Make an exact copy of all the entries, with the pictures left out.
======== Information given ========
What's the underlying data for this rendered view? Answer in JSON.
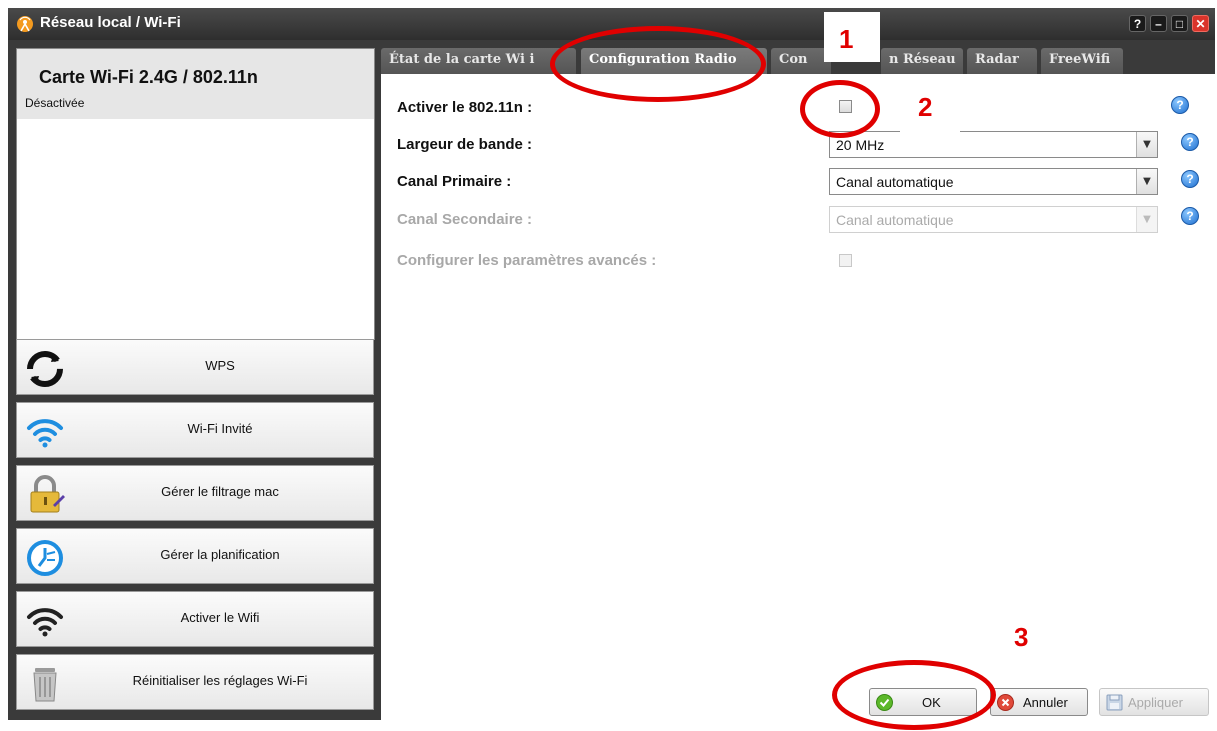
{
  "window": {
    "title": "Réseau local / Wi-Fi",
    "controls": [
      "?",
      "–",
      "□",
      "✕"
    ]
  },
  "card": {
    "title": "Carte Wi-Fi 2.4G / 802.11n",
    "status": "Désactivée"
  },
  "sidebar": {
    "items": [
      {
        "label": "WPS",
        "icon": "wps-icon"
      },
      {
        "label": "Wi-Fi Invité",
        "icon": "wifi-icon"
      },
      {
        "label": "Gérer le filtrage mac",
        "icon": "lock-icon"
      },
      {
        "label": "Gérer la planification",
        "icon": "schedule-icon"
      },
      {
        "label": "Activer le Wifi",
        "icon": "wifi-icon"
      },
      {
        "label": "Réinitialiser les réglages Wi-Fi",
        "icon": "trash-icon"
      }
    ]
  },
  "tabs": [
    {
      "label": "État de la carte Wi  i",
      "active": false
    },
    {
      "label": "Configuration Radio",
      "active": true
    },
    {
      "label": "Con",
      "active": false
    },
    {
      "label": "n Réseau",
      "active": false
    },
    {
      "label": "Radar",
      "active": false
    },
    {
      "label": "FreeWifi",
      "active": false
    }
  ],
  "form": {
    "activer_label": "Activer le 802.11n :",
    "activer_checked": false,
    "largeur_label": "Largeur de bande :",
    "largeur_value": "20 MHz",
    "canal_primaire_label": "Canal Primaire :",
    "canal_primaire_value": "Canal automatique",
    "canal_secondaire_label": "Canal Secondaire :",
    "canal_secondaire_value": "Canal automatique",
    "avances_label": "Configurer les paramètres avancés :",
    "help_glyph": "?"
  },
  "footer": {
    "ok_label": "OK",
    "annuler_label": "Annuler",
    "appliquer_label": "Appliquer"
  },
  "annotations": {
    "step1": "1",
    "step2": "2",
    "step3": "3",
    "color": "#e00000"
  }
}
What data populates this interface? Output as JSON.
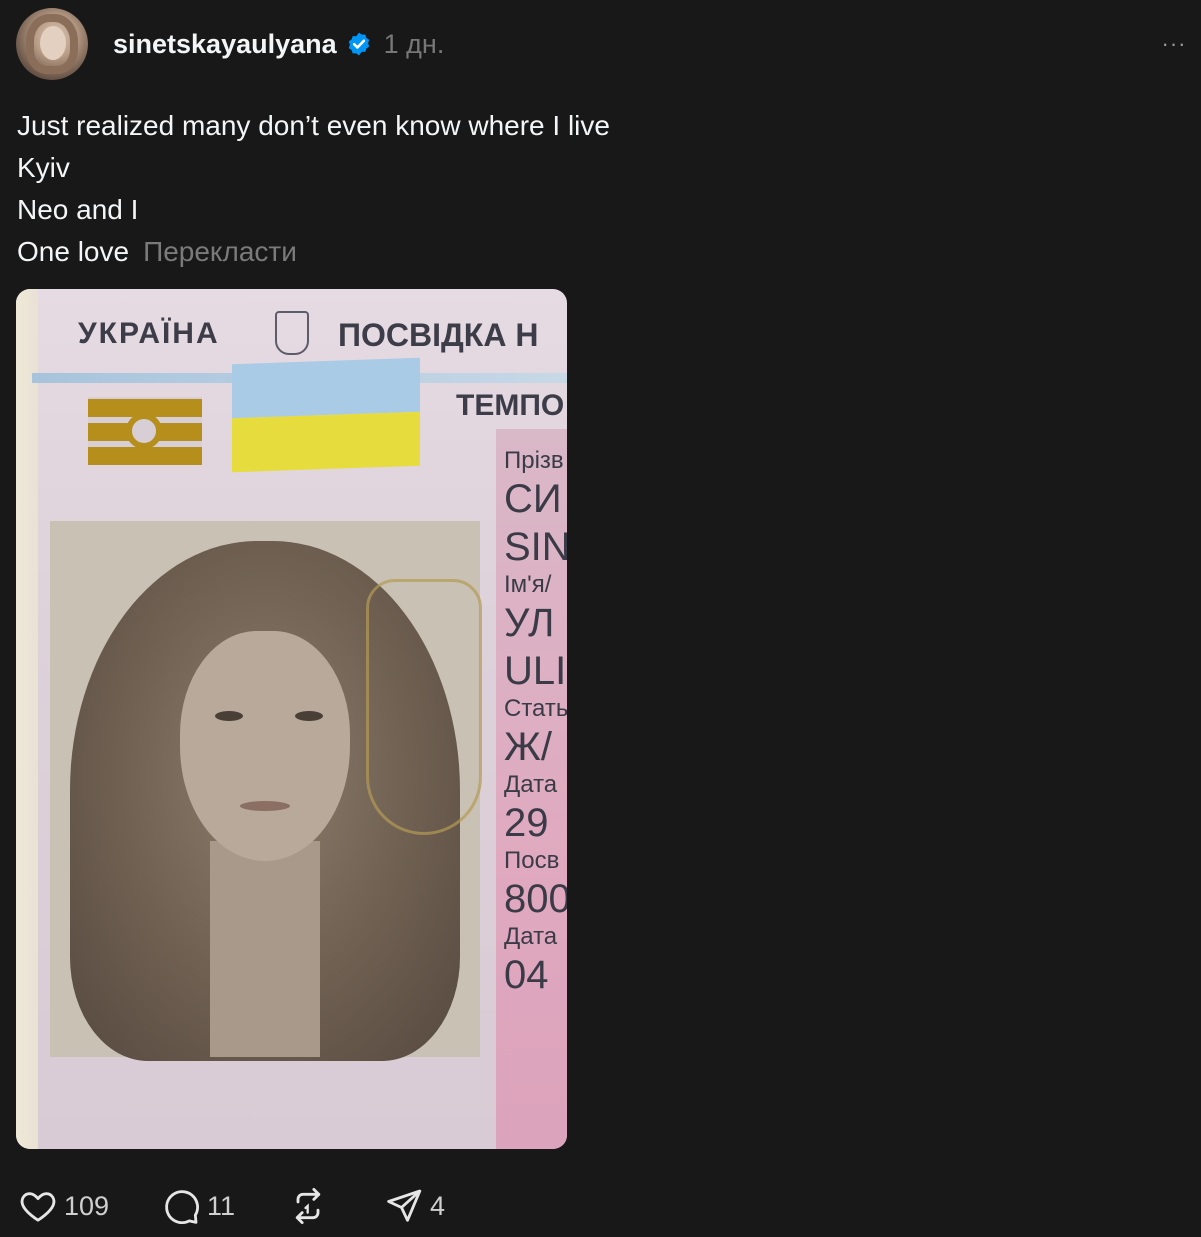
{
  "post": {
    "username": "sinetskayaulyana",
    "timestamp": "1 дн.",
    "more_label": "···",
    "text_lines": [
      "Just realized many don’t even know where I live",
      "Kyiv",
      "Neo and I",
      "One love"
    ],
    "translate_label": "Перекласти"
  },
  "id_card": {
    "country": "УКРАЇНА",
    "title": "ПОСВІДКА Н",
    "subtitle": "ТЕМПО",
    "fields": [
      {
        "label": "Прізв",
        "value_uk": "СИ",
        "value_en": "SIN"
      },
      {
        "label": "Ім'я/",
        "value_uk": "УЛ",
        "value_en": "ULI"
      },
      {
        "label": "Стать",
        "value": "Ж/"
      },
      {
        "label": "Дата",
        "value": "29"
      },
      {
        "label": "Посв",
        "value": "800"
      },
      {
        "label": "Дата",
        "value": "04"
      }
    ],
    "flag_colors": {
      "blue": "#a9cbe6",
      "yellow": "#e7dc3e"
    }
  },
  "actions": {
    "likes": "109",
    "replies": "11",
    "reposts": "",
    "shares": "4"
  },
  "icons": {
    "verified": "verified-badge-icon",
    "like": "heart-icon",
    "reply": "comment-bubble-icon",
    "repost": "repost-icon",
    "share": "send-icon",
    "more": "more-dots-icon"
  },
  "colors": {
    "background": "#181818",
    "text": "#f3f5f7",
    "muted": "#777777",
    "verified_blue": "#0095f6"
  }
}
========
Task response →
What's the underlying data for this rendered view? Answer in JSON.
{
  "window": {
    "title": "Réseau local / Wi-Fi",
    "controls": [
      "?",
      "–",
      "□",
      "✕"
    ]
  },
  "card": {
    "title": "Carte Wi-Fi 2.4G / 802.11n",
    "status": "Désactivée"
  },
  "sidebar": {
    "items": [
      {
        "label": "WPS",
        "icon": "wps-icon"
      },
      {
        "label": "Wi-Fi Invité",
        "icon": "wifi-icon"
      },
      {
        "label": "Gérer le filtrage mac",
        "icon": "lock-icon"
      },
      {
        "label": "Gérer la planification",
        "icon": "schedule-icon"
      },
      {
        "label": "Activer le Wifi",
        "icon": "wifi-icon"
      },
      {
        "label": "Réinitialiser les réglages Wi-Fi",
        "icon": "trash-icon"
      }
    ]
  },
  "tabs": [
    {
      "label": "État de la carte Wi  i",
      "active": false
    },
    {
      "label": "Configuration Radio",
      "active": true
    },
    {
      "label": "Con",
      "active": false
    },
    {
      "label": "n Réseau",
      "active": false
    },
    {
      "label": "Radar",
      "active": false
    },
    {
      "label": "FreeWifi",
      "active": false
    }
  ],
  "form": {
    "activer_label": "Activer le 802.11n :",
    "activer_checked": false,
    "largeur_label": "Largeur de bande :",
    "largeur_value": "20 MHz",
    "canal_primaire_label": "Canal Primaire :",
    "canal_primaire_value": "Canal automatique",
    "canal_secondaire_label": "Canal Secondaire :",
    "canal_secondaire_value": "Canal automatique",
    "avances_label": "Configurer les paramètres avancés :",
    "help_glyph": "?"
  },
  "footer": {
    "ok_label": "OK",
    "annuler_label": "Annuler",
    "appliquer_label": "Appliquer"
  },
  "annotations": {
    "step1": "1",
    "step2": "2",
    "step3": "3",
    "color": "#e00000"
  }
}
What data populates this interface? Output as JSON.
{
  "post": {
    "username": "sinetskayaulyana",
    "timestamp": "1 дн.",
    "more_label": "···",
    "text_lines": [
      "Just realized many don’t even know where I live",
      "Kyiv",
      "Neo and I",
      "One love"
    ],
    "translate_label": "Перекласти"
  },
  "id_card": {
    "country": "УКРАЇНА",
    "title": "ПОСВІДКА Н",
    "subtitle": "ТЕМПО",
    "fields": [
      {
        "label": "Прізв",
        "value_uk": "СИ",
        "value_en": "SIN"
      },
      {
        "label": "Ім'я/",
        "value_uk": "УЛ",
        "value_en": "ULI"
      },
      {
        "label": "Стать",
        "value": "Ж/"
      },
      {
        "label": "Дата",
        "value": "29"
      },
      {
        "label": "Посв",
        "value": "800"
      },
      {
        "label": "Дата",
        "value": "04"
      }
    ],
    "flag_colors": {
      "blue": "#a9cbe6",
      "yellow": "#e7dc3e"
    }
  },
  "actions": {
    "likes": "109",
    "replies": "11",
    "reposts": "",
    "shares": "4"
  },
  "icons": {
    "verified": "verified-badge-icon",
    "like": "heart-icon",
    "reply": "comment-bubble-icon",
    "repost": "repost-icon",
    "share": "send-icon",
    "more": "more-dots-icon"
  },
  "colors": {
    "background": "#181818",
    "text": "#f3f5f7",
    "muted": "#777777",
    "verified_blue": "#0095f6"
  }
}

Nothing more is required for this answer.